Despite the semifinal win, Teets knew it would take more of the same to capture the title.

“Defense is going to be huge. This game is about pitching and defense — we know that,” stated Teets after the semifinal win. “When you get to this level, everybody wants to win, so we’re going to go get something healthy for lunch and come back ready to play.”

Whatever they ate for lunch sparked their bats in a huge way to lead the team to the championship.

Every game this season, the top of the Thunderbird lineup has contributed heavily. But big moments sometimes produce an unsung hero. In Saturday’s final, that unsung hero was sophomore Sophie Woodis.

With Chautauqua Lake already holding a solid 3-0 lead over Pine Plains, Woodis stepped to the plate with two runners on and smacked a long fly ball over the left field fence, igniting the Chautauqua Lake crowd, and giving the T’Birds a commanding 6-0 advantage.

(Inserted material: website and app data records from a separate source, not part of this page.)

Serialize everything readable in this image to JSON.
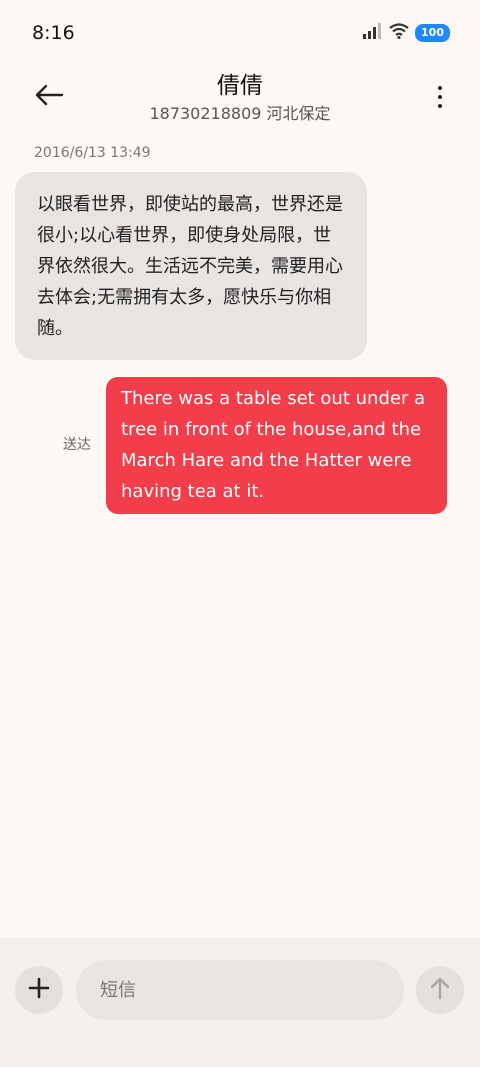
{
  "status_bar": {
    "time": "8:16",
    "battery": "100",
    "icons": [
      "signal-icon",
      "wifi-icon",
      "battery-icon"
    ]
  },
  "header": {
    "contact_name": "倩倩",
    "contact_subtitle": "18730218809 河北保定",
    "back_icon": "arrow-left-icon",
    "more_icon": "more-vertical-icon"
  },
  "conversation": {
    "timestamp": "2016/6/13 13:49",
    "messages": [
      {
        "direction": "incoming",
        "text": "以眼看世界，即使站的最高，世界还是很小;以心看世界，即使身处局限，世界依然很大。生活远不完美，需要用心去体会;无需拥有太多，愿快乐与你相随。"
      },
      {
        "direction": "outgoing",
        "status": "送达",
        "text": "There was a table set out under a tree in front of the house,and the March Hare and the Hatter were having tea at it."
      }
    ]
  },
  "composer": {
    "placeholder": "短信",
    "add_icon": "plus-icon",
    "send_icon": "arrow-up-icon"
  },
  "colors": {
    "outgoing_bubble": "#f23d4a",
    "incoming_bubble": "#e8e4e2",
    "background": "#fdf8f4",
    "battery": "#1e88ff"
  }
}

When Woodis trotted back to the dugout after being mobbed by her teammates, Hawkins embraced her and said, “I feel like a proud mom.'”

“Sophie Woodis — what a game she had,” said Teets. “It was amazing to see her perform like that.”

Even though Woodis was the story, the whole Thunderbird lineup collected hits. Even when the players weren’t getting hits, they were putting the bat on the ball as they only struck out one time the entire game.

“The bats came alive,” said Teets. “If you look at the boxscores from previous games, we trail off almost every fifth inning. This game we stayed disciplined and made good contact.”

One thing aside from the bats that has remained constant all season, is the arm of Anderson. Anderson threw 12 innings on Saturday before giving up a run and it was a testament to coaching, strategy, and defense.

“I threw a lot of screwballs today, trying to get inside and jam them,” said Anderson. “They had some really good hitters in the two, three, and four spots; they were really hard to pitch against. The screwball really helped us get outs.”

It wasn’t until the sixth inning when Anderson was finally solved while the Bombers were able to get a run across to make it 7-1. Chautauqua Lake added two more in the seventh on errors to get more insurance, which helped them withstand a late rally by Pine Plains.

With a run already across during the seventh and a runner in scoring position with no outs, a pop up was hit just foul of first base, and none other than Woodis was there to make a diving catch to get an out and help Anderson finish of the game.

The Thunderbirds did all this with a young up-and-coming group, and they are primed to make a run at winning back-to back state championships. Hawkins is the team’s only senior.

“I’m not even thinking about that right now. I’m just super happy about this game and this season,” said Anderson. “Next year we can go pretty far. Cameryn will be missed, but I think we can do it again.”

“Cameryn is going to be a big loss,” said Teets. “I’ve said it before I love that girl to death. She’s our motivator and keeps the team together, but next year can be a lot of fun, too, if we work at it. I’m so proud of this team.”

Chautauqua Lake may be poised for big things to come in the future, but for now, they celebrate.